McDonough’s biography of Neil Young, Shakey, is one of my favorite books, and so while I have little interest in Meyer, I figure I better read whatever is on McDonough’s mind. Shakey, for the uninitiated, is about as good a book about an artist as can be imagined. There’s Nick Tosches’s Hellfire, about Jerry Lee Lewis; Lawrence Weschler’s Robert Irwin–obsessed Seeing Is Forgetting the Name of the Thing One Sees; and Geoff Dyer’s Out of Sheer Rage on D. H. Lawrence. And there are more. But Shakey is the most important to me because it is as much about the field of humans and emotions around an artist as it is about Young, and this includes the author himself, who is conflicted and outraged as he tries to deal with Young on an aesthetic, intellectual, and moral (this last bit being the trickiest) level.

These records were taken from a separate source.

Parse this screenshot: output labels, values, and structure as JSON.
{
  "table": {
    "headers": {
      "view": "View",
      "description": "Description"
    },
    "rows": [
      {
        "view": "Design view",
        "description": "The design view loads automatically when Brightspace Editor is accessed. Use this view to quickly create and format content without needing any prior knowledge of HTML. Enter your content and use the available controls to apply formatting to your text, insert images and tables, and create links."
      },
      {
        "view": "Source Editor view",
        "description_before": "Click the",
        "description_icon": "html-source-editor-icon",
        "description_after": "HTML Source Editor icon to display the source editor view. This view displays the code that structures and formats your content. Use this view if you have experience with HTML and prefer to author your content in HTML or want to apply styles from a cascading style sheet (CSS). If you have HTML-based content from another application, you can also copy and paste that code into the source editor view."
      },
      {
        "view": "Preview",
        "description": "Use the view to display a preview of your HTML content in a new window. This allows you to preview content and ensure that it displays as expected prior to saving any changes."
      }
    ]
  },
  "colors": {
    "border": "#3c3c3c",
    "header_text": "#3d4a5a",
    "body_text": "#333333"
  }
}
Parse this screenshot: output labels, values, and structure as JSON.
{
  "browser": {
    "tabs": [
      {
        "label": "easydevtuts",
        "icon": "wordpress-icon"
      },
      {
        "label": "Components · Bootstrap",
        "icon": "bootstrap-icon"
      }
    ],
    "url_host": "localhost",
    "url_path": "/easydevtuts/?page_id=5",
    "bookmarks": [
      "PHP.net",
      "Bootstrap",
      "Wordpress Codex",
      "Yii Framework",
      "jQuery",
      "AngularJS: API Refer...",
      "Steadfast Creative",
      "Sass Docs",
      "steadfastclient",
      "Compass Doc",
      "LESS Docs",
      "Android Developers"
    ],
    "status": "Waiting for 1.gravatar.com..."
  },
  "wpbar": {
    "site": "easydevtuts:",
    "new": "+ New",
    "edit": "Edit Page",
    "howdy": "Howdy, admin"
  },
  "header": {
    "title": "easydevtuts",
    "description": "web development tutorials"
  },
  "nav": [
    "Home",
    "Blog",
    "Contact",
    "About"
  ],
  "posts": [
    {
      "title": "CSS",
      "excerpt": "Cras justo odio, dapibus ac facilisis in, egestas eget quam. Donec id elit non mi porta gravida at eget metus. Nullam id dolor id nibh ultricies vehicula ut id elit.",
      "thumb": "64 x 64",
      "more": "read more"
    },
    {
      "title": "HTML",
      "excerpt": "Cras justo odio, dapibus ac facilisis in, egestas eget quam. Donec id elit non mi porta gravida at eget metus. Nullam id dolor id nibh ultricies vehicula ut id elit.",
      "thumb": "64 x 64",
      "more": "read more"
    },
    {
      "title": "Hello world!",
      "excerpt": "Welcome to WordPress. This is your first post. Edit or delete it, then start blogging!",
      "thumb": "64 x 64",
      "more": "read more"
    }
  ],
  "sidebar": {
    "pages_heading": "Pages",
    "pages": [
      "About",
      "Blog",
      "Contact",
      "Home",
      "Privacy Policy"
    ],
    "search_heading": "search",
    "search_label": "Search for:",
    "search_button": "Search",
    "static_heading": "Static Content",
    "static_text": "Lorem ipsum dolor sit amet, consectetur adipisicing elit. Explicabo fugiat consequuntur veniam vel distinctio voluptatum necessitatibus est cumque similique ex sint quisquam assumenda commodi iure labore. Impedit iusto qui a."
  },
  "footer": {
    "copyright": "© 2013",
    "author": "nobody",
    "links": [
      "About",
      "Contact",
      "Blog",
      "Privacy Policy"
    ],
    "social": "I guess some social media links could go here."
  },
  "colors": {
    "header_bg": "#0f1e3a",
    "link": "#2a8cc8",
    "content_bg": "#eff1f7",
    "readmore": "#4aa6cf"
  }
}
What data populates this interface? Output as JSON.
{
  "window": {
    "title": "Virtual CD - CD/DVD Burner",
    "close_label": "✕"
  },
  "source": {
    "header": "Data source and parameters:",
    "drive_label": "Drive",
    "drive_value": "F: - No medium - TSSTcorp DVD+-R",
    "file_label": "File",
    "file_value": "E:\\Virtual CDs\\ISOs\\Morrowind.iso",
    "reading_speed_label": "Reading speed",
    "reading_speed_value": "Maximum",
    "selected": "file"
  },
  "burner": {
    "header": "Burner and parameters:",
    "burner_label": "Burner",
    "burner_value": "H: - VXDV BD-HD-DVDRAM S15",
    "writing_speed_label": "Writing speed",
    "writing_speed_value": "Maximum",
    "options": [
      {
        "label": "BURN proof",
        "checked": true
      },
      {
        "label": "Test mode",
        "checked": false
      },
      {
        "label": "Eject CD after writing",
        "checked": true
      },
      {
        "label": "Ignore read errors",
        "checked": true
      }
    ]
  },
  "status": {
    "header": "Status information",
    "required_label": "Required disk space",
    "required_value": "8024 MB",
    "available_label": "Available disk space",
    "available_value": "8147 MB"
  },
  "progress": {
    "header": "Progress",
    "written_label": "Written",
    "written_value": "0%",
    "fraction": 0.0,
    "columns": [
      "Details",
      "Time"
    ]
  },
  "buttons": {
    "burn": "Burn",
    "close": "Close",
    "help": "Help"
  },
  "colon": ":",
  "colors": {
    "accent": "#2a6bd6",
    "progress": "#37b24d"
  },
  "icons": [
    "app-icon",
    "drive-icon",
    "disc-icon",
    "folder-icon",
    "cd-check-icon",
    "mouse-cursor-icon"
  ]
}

McDonough wanted too much from his idol/subject, but in a way that is perfectly understandable. The problem, as Christopher would say, is that sometimes you have to turn your back on your life in order to make art. That doesn’t always make for nice human moments.
In any case, Shakey beats the hell out of the recent Keith Richards autobio, which is fucking brutal. I’m amazed he published it. Usually with these kinds of books, there’s some kind of arc to it, some realization or redemption after all the action. Not here. It’s mostly unremitting destruction: of himself, of the people around him, of his talent. It is, as Keith might say, a fucking bummer, man. At least Richards doesn’t really pretend there is romance there. But the level of unself-consciousness reaches staggering levels. What Richards leaves out (apologies, regrets, sadness) is as telling as what he leaves in (blow jobs, heroin, death). Then again, the descriptions of music-making are top notch and moving, in the sense that if you believe him, you believe this beast sometimes finds grace in open-tuned guitars and groovy chord sequences. But he’s a beast nonetheless.